We finished the race strong, holding hands and running through the last mud puddle. We finished together and we finished strong.

The daring, darling, Dirty Dashers!


Later that evening, my fourteen-year-old niece asked her older, more experienced cousin about high school and if it was going to be hard. Megan answered Shayley with wisdom beyond her years:

"High school is kind of like the Dirty Dash." It's as hard or as easy as you choose to make it, and as fun as you want to make it. The more effort you put into it, the more worthwhile your experience is going to be."

Just like life. And thanks to a muddy, tough race through the forest, I appreciate the risks more than ever. I am grateful for this glorious chance to experience mortality. And I am thankful for the Savior's gift that enables me to overcome the challenges and be washed clean from all the mud.

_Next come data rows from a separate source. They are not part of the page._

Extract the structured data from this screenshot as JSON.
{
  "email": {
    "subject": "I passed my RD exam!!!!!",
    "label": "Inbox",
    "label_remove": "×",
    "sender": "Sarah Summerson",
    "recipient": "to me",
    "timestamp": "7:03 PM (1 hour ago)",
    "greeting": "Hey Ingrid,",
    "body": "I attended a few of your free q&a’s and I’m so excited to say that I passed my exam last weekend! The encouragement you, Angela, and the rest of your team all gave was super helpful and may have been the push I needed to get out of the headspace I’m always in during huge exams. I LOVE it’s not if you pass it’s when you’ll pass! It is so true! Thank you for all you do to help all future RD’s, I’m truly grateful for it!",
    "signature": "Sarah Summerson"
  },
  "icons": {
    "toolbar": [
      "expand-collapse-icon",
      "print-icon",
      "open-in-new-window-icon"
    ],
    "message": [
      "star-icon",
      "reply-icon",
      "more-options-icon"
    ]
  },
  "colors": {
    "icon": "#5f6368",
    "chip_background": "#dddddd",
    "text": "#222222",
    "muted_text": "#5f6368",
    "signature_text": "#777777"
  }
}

Wednesday, July 23, 2014

Shooting Quivers and Individual Piglets

by H. Linn Murphy

It really snags me when I'm reading along in a perfectly good book and I come BANG up against a glaring fallacy or misused word or continuity error.

The other day I was reading a book and the main character shot things with her quiver. Any self-respecting archer or person who has read much about archery will know that a quiver is the case which holds arrows, not the arrow itself. Another place the author called the hilt of the sword the helm. A helm is a helmet and worn on the head. Those are very small mistakes, but they take the reader out of your story. The reader can't forget that mistake. Once a friend of my daughter wrote a story with her in which she was describing a medieval feast. Her words: And they all had individual piglets. My family has never forgotten those words and it's been well over a decade since they were written. I doubt that's how she wished to be remembered, but she'll never live that down.


One of our family hobbies is to try and spot continuity errors in movies. But while you're looking for errors, you aren't participating in the story. In effect, you've put yourself out of the scope of the piece.

Get yourself a really good dictionary. For those words you don't quite feel you know for sure, look them up. Also there are some excellent thesaurus programs which will allow you to use words in new ways and to check the ones you're using. They aren't always just for finding new words.

Even a work of fiction needs its research, especially if it deals with a time, place, or situation unknown to you the writer. I'm writing a book right now about a girl who studies honey badgers in Africa. I've never been to Africa, nor have I ever seen a honey badger up close. So the research I'll need to do will be extensive. Already I've spent some time researching honey badgers and Johns Hopkins University where my main character works prior to getting her grant. I'll need to research camps in Africa and about the area where we'll put this camp. I want to know everything about my subject I can so I don't come off looking ignorant.

The other thing I do besides exhaustive research, is to run through the book several times. I do maybe nine full book checks before the manuscript goes to Beta readers. I want to catch ever single misspelled word, misused word, extra space, and every chance to tighten up. I want to put a book out that I'd be proud to have my name on. It's called learning the craft. We owe our readers a well-crafted book. We owe them our best work and the benefit of as much education as we can cram into ourselves.

We also need Beta readers. We need people with fresh eyes who will spot the things we're too close to notice, as if we're looking through the wrong end of the binoculars. They'll catch those fallacies or plot holes. And we need to listen to them and let them help...to a point. Your Beta reader is the mouth of the reader.

Listen to your editor. They may make some unpopular decisions on things to cut or change, but they generally have your book at heart. Make sure you find an editor who will work with you, but you also have to work with your editor. I keep a slag heap for things I have to cut that I think might be useful elsewhere. That makes cutting things not quite so painful. I also always remember that I have the original manuscript...:o)

Write on! And keep your quiver on your back.